Israel’s Prime Minister Benjamin Netanyahu tweeted his congratulations, calling Mr. Trump “my friend.” 

“Look fwd to working closely with you to make the alliance between Israel&USA stronger than ever,” the tweet said.

In a statement, Egypt’s President Abdel Fattah el-Sisi congratulated both Mr. Trump and the American people.

“The President looks forward to strengthening the friendship and enhancing the special strategic relations that bind Egypt and the United States of American at all levels,” the statement said.

It said the Egyptian president “emphasizes that Egypt looks forward to a new momentum in the trajectory of Egyptian-American relations under the administration of President Trump that shall serve the shared benefit and interest of the Egyptian and American peoples.”

Foreign ministers from Poland and Lithuania said they’re looking forward to working constructively with the Trump administration, and they played down anxieties that Mr. Trump’s pro-Russian views could hurt the region’s interests. 

Witold Waszczykowski said Poland is hopeful about the U.S. change.

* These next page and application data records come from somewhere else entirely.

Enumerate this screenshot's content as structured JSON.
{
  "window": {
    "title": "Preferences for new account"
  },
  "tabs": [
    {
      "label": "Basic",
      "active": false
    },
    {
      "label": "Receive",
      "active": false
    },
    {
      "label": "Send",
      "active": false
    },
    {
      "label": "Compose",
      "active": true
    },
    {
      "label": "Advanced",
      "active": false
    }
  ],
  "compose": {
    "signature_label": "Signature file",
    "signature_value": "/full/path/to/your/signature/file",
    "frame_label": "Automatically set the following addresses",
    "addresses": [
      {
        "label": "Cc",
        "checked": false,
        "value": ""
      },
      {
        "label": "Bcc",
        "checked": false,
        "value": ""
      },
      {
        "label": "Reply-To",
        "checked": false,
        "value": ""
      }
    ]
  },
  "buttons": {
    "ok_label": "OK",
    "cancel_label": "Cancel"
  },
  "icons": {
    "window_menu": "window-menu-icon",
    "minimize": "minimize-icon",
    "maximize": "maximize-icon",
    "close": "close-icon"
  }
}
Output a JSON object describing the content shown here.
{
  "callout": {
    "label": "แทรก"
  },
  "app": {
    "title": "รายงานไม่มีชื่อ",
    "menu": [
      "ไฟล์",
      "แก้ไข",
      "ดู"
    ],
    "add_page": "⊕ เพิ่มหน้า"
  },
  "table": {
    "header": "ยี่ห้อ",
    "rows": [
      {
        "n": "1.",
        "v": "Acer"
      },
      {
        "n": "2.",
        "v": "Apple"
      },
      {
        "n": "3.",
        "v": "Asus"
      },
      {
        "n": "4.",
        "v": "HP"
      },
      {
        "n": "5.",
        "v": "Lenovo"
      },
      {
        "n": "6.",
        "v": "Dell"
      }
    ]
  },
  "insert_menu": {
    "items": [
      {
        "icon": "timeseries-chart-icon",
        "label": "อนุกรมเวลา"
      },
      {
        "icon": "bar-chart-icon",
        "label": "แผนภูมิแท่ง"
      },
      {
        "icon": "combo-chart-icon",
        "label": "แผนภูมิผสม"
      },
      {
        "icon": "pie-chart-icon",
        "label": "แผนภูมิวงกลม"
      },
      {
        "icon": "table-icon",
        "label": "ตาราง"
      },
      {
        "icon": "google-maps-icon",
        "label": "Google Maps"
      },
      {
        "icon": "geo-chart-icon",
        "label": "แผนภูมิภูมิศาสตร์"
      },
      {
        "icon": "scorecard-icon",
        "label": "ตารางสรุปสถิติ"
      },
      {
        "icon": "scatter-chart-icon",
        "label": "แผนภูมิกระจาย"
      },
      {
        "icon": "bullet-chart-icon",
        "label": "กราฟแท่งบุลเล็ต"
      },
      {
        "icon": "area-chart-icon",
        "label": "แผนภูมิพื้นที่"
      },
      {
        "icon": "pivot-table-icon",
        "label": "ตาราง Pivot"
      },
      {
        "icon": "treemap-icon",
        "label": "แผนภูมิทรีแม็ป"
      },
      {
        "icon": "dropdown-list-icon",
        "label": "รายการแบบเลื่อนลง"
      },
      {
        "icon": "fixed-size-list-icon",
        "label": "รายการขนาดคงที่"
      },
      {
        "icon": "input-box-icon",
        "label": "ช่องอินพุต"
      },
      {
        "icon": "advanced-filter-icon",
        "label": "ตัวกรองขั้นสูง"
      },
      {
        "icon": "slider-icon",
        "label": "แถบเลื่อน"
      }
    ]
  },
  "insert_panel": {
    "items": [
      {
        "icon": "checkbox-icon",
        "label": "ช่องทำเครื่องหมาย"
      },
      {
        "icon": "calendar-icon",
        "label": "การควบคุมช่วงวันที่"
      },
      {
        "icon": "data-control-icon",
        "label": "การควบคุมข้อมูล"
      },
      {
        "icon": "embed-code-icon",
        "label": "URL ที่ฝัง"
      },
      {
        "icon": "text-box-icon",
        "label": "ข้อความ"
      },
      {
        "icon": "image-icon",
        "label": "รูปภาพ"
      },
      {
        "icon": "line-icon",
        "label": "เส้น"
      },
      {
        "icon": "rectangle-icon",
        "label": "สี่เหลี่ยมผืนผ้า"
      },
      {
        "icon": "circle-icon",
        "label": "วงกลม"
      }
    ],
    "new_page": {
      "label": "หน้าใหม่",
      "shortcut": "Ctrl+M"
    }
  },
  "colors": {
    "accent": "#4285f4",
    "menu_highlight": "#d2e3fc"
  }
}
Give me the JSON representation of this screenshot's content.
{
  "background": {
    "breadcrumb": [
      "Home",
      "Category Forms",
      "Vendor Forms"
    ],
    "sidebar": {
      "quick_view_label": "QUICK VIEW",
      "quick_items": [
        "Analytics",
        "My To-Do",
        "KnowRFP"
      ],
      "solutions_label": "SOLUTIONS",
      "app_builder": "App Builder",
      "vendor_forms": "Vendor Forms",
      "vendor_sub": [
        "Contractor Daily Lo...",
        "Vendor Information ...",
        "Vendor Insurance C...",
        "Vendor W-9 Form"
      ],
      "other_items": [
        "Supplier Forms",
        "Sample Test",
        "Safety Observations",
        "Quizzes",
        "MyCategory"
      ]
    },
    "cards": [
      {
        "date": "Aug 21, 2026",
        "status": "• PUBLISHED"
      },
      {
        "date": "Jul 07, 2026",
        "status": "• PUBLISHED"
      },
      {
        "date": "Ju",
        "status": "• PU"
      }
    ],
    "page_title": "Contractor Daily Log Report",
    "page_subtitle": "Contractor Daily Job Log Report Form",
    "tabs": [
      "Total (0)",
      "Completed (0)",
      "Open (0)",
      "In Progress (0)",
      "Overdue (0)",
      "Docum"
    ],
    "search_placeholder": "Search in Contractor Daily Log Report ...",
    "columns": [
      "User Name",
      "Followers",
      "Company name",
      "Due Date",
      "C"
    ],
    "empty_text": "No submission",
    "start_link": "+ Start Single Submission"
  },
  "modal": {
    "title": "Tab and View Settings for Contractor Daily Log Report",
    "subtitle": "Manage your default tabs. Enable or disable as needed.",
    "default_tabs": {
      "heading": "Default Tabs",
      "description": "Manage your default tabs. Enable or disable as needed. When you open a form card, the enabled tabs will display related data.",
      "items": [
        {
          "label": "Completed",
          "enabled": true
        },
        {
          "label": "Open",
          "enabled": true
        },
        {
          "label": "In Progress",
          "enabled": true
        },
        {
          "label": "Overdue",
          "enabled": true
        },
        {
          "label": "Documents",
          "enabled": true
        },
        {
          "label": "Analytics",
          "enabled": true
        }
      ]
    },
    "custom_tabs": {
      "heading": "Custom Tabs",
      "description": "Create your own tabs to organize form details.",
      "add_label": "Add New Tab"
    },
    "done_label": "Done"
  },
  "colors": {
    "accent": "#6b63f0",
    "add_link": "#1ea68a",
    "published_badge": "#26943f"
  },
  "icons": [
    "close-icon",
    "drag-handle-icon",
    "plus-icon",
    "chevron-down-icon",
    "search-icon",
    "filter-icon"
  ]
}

He noted with some bitterness that the region felt neglected by former President Barack Obama in the early years of his administration. 

Trump has caused unease in Central and Eastern Europe nations that he might sacrifice their security needs at a time they are especially fearful of Russia. 

Linas Linkevicius of Lithuania says some of Trump’s statements have been “confusing” but says he’s not jumping to any conclusions.